From top to bottom, return the listing exactly as it appears, omitting its images.
+---+
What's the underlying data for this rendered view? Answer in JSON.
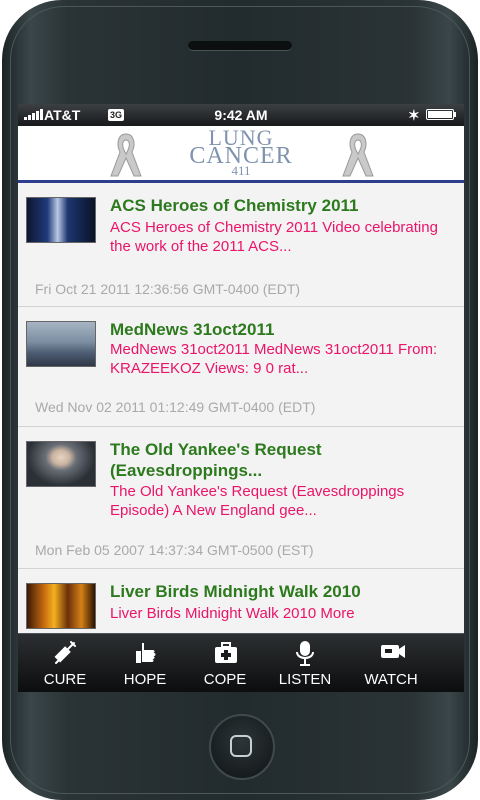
{
  "status_bar": {
    "carrier": "AT&T",
    "network": "3G",
    "time": "9:42 AM"
  },
  "header": {
    "logo_line1": "LUNG",
    "logo_line2": "CANCER",
    "logo_line3": "411"
  },
  "items": [
    {
      "title": "ACS Heroes of Chemistry 2011",
      "description": "ACS Heroes of Chemistry 2011 Video celebrating the work of the 2011 ACS...",
      "date": "Fri Oct 21 2011 12:36:56 GMT-0400 (EDT)"
    },
    {
      "title": "MedNews 31oct2011",
      "description": "MedNews 31oct2011 MedNews 31oct2011 From: KRAZEEKOZ Views: 9 0 rat...",
      "date": "Wed Nov 02 2011 01:12:49 GMT-0400 (EDT)"
    },
    {
      "title": "The Old Yankee's Request (Eavesdroppings...",
      "description": "The Old Yankee's Request (Eavesdroppings Episode) A New England gee...",
      "date": "Mon Feb 05 2007 14:37:34 GMT-0500 (EST)"
    },
    {
      "title": "Liver Birds Midnight Walk 2010",
      "description": "Liver Birds Midnight Walk 2010 More",
      "date": ""
    }
  ],
  "tabs": [
    {
      "label": "CURE",
      "icon": "syringe-icon"
    },
    {
      "label": "HOPE",
      "icon": "thumbs-up-icon"
    },
    {
      "label": "COPE",
      "icon": "first-aid-kit-icon"
    },
    {
      "label": "LISTEN",
      "icon": "microphone-icon"
    },
    {
      "label": "WATCH",
      "icon": "video-camera-icon"
    }
  ]
}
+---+
■ **EXPECTED OUTPUT**
What's the underlying data for this rendered view? Answer in JSON.
{
  "status_bar": {
    "carrier": "AT&T",
    "network": "3G",
    "time": "9:42 AM"
  },
  "header": {
    "logo_line1": "LUNG",
    "logo_line2": "CANCER",
    "logo_line3": "411"
  },
  "items": [
    {
      "title": "ACS Heroes of Chemistry 2011",
      "description": "ACS Heroes of Chemistry 2011 Video celebrating the work of the 2011 ACS...",
      "date": "Fri Oct 21 2011 12:36:56 GMT-0400 (EDT)"
    },
    {
      "title": "MedNews 31oct2011",
      "description": "MedNews 31oct2011 MedNews 31oct2011 From: KRAZEEKOZ Views: 9 0 rat...",
      "date": "Wed Nov 02 2011 01:12:49 GMT-0400 (EDT)"
    },
    {
      "title": "The Old Yankee's Request (Eavesdroppings...",
      "description": "The Old Yankee's Request (Eavesdroppings Episode) A New England gee...",
      "date": "Mon Feb 05 2007 14:37:34 GMT-0500 (EST)"
    },
    {
      "title": "Liver Birds Midnight Walk 2010",
      "description": "Liver Birds Midnight Walk 2010 More",
      "date": ""
    }
  ],
  "tabs": [
    {
      "label": "CURE",
      "icon": "syringe-icon"
    },
    {
      "label": "HOPE",
      "icon": "thumbs-up-icon"
    },
    {
      "label": "COPE",
      "icon": "first-aid-kit-icon"
    },
    {
      "label": "LISTEN",
      "icon": "microphone-icon"
    },
    {
      "label": "WATCH",
      "icon": "video-camera-icon"
    }
  ]
}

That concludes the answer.